John and I are enjoying daily life without kids at home. Dropping the twins off at school and helping the older two move into their apartments was easier this year. It felt more natural and normal being with just John and the dogs; and our place felt like home rather than a place staged for open house. Arguments between John and I are not as much about the kids or family logistics, but about disciplining the dogs (John’s Achilles heel) and waiting for each other to watch episodes of Wednesday and White Lotus together. We have been doing some renovations to our Scottsdale home and finally replacing furniture we took with us from our Palo Alto home. Jeffrey and Eva were more than happy to inherit the hand-me-down items, with Jeffrey getting the much-loved Costco sectional couch that they grew up with. We are excited with some of our upgraded pieces, but I could not resist the nostalgia – and John, the price – of a Costco piece. We’ll let our future visitors see if they can tell which is which! It has been a year of saying yes to everything – every opportunity to travel and to visit family and friends. In addition to visiting the kids in their respective cities, we traveled to Napa, St. Barths, St. Martin, Marco Island, Las Vegas, Maui, Colorado, NYC, Washington DC, Chicago, Turks & Caicos. My contributions to our family grext are now pictures of John and I doing something fun or with friends and family, rather than articles like safe Ubering or dangers of marijuana that I used to feel obliged to forward. Wherever I go, I always keep one item in the pocket of my travel bag. It’s a smooth gray stone engraved with the name of a friend who passed away eight years ago. I’ve also written the names of other friends who have passed away. Maria, Mike, Liz, Amit, Rob, Ellie, Lora. A reminder to say yes.

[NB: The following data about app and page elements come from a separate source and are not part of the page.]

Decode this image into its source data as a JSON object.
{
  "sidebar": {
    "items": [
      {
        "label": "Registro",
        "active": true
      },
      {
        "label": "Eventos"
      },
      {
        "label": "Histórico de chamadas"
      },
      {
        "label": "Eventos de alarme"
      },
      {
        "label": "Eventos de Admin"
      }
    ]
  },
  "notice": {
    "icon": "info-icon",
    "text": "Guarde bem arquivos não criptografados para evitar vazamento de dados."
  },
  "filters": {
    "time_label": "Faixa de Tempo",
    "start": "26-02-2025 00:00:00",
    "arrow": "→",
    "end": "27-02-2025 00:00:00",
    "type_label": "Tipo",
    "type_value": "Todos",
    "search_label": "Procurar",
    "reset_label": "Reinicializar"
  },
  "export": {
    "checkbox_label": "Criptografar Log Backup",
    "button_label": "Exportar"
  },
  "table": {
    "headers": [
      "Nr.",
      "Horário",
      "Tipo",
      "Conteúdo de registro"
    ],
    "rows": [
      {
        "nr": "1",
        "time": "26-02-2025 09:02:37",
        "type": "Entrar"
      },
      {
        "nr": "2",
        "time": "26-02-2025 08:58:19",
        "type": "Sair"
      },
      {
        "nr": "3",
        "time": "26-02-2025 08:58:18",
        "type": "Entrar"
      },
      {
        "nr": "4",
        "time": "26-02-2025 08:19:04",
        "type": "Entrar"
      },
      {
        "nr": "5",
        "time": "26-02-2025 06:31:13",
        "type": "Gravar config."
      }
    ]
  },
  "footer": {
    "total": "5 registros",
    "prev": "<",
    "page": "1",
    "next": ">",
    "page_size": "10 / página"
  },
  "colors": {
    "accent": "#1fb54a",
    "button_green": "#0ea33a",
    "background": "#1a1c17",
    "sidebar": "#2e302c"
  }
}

We wish you all a joyful holiday season, and hope to see many of you in the coming year. Let us know if you’d like company on any of your adventures. We hope to say yes.
May, John, Jeffrey, Eva, Marena, Vivian, Willa & Gus